Mexico faces huge crime and corruption problems, but its remarkable transformation over the past two decades has made it a more educated, prosperous, and innovative nation than most Americans realize. Through portraits of business leaders, migrants, chefs, movie directors, police officers, and media and sports executives, Andrew Selee looks at this emerging Mexico, showing how it increasingly influences our daily lives in the United States in surprising ways--the jobs we do, the goods we consume, and even the new technology and entertainment we enjoy.
From the Mexican entrepreneur in Missouri who saved the US nail industry, to the city leaders who were visionary enough to build a bridge over the border fence so the people of San Diego and Tijuana could share a single international airport, to the connections between innovators in Mexico's emerging tech hub in Guadalajara and those in Silicon Valley, Mexicans and Americans together have been creating productive connections that now blur the boundaries that once separated us from each other.
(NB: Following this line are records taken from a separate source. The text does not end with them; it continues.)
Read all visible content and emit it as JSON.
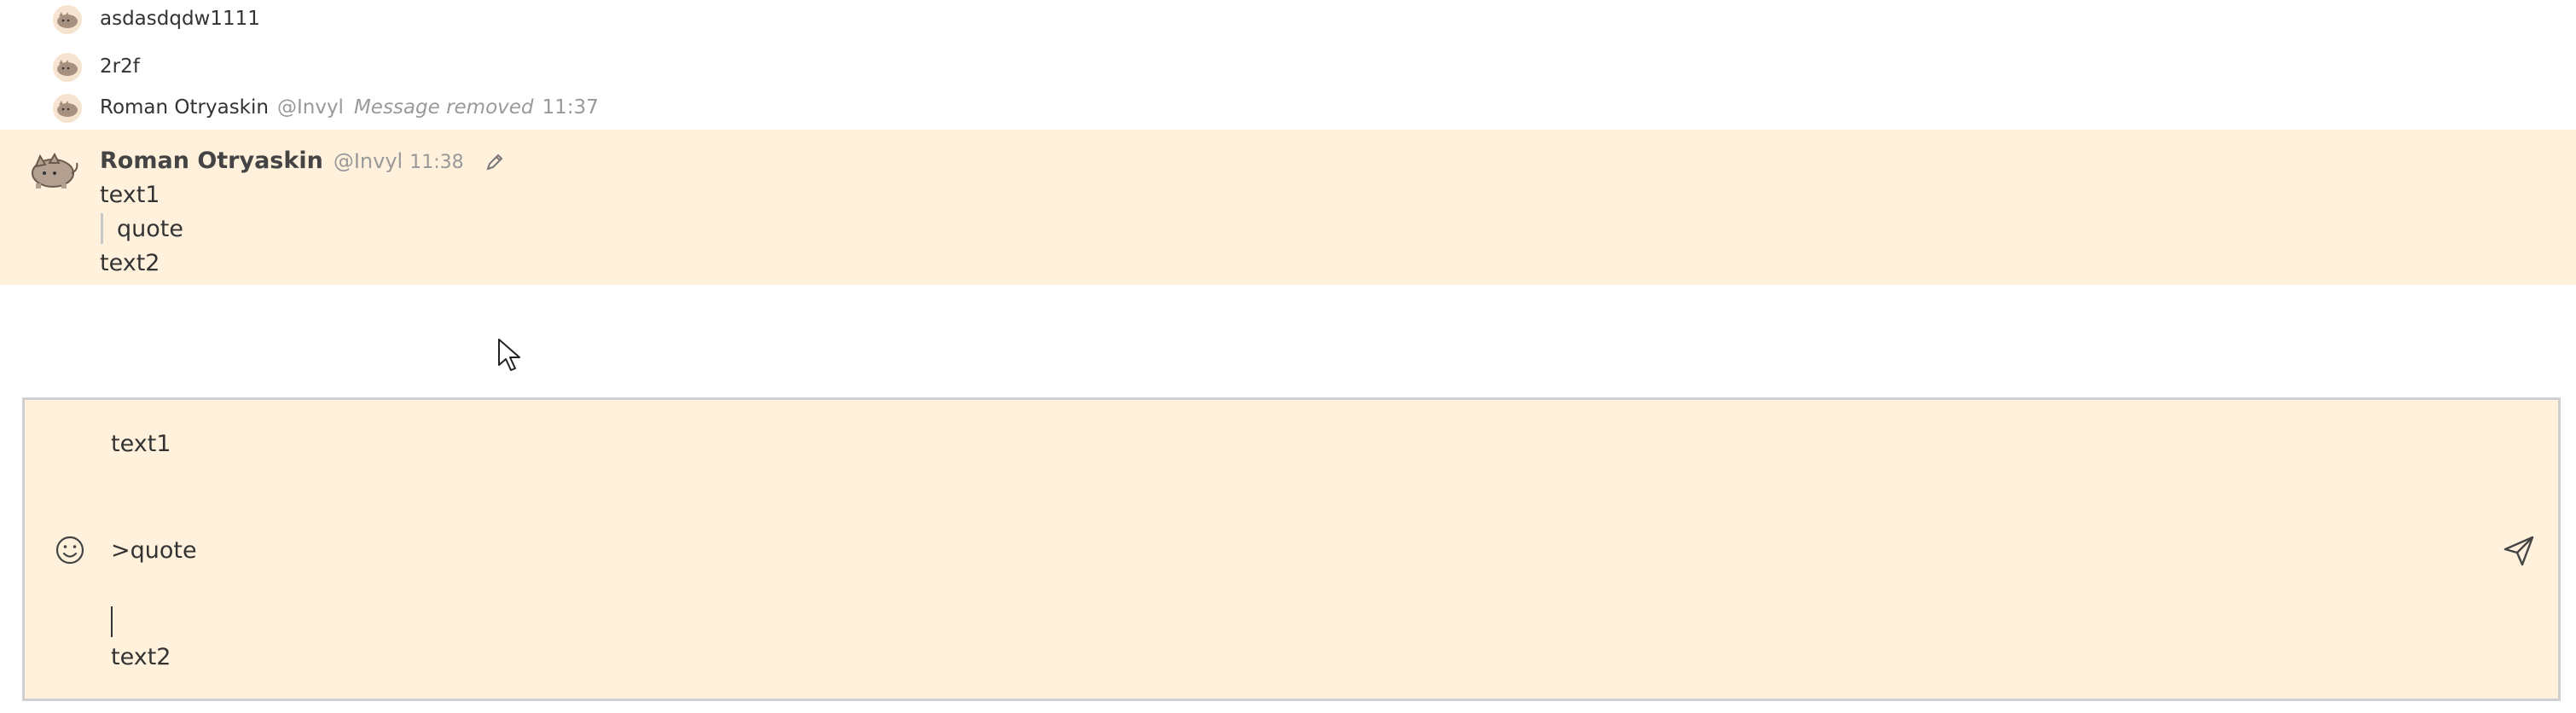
{
  "messages": [
    {
      "text": "asdasdqdw1111"
    },
    {
      "text": "2r2f"
    },
    {
      "author": "Roman Otryaskin",
      "handle": "@Invyl",
      "status": "Message removed",
      "time": "11:37"
    }
  ],
  "highlighted_message": {
    "author": "Roman Otryaskin",
    "handle": "@Invyl",
    "time": "11:38",
    "lines": {
      "line1": "text1",
      "quote": "quote",
      "line3": "text2"
    }
  },
  "composer": {
    "line1": "text1",
    "line2": ">quote",
    "line4": "text2"
  },
  "icons": {
    "avatar": "pusheen-cat-avatar",
    "edit": "pencil-icon",
    "emoji": "smiley-icon",
    "send": "send-icon"
  },
  "colors": {
    "highlight": "#fff1dc",
    "muted": "#999999"
  }
}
Andrew Selee is president of the Migration Policy Institute and former executive vice president of the Woodrow Wilson Center, where he founded and directed its Mexico Institute. For five years in the 1990s he lived in a shantytown in Tijuana, Mexico, helping to start a community center and home for migrant youth. In the quarter-century since, he has witnessed firsthand the dramatic transformation of this city specifically and the country as a whole. Dr. Selee writes a regular column for Mexico's largest newspaper and has written op-eds for the Wall Street Journal, Washington Post, and Los Angeles Times.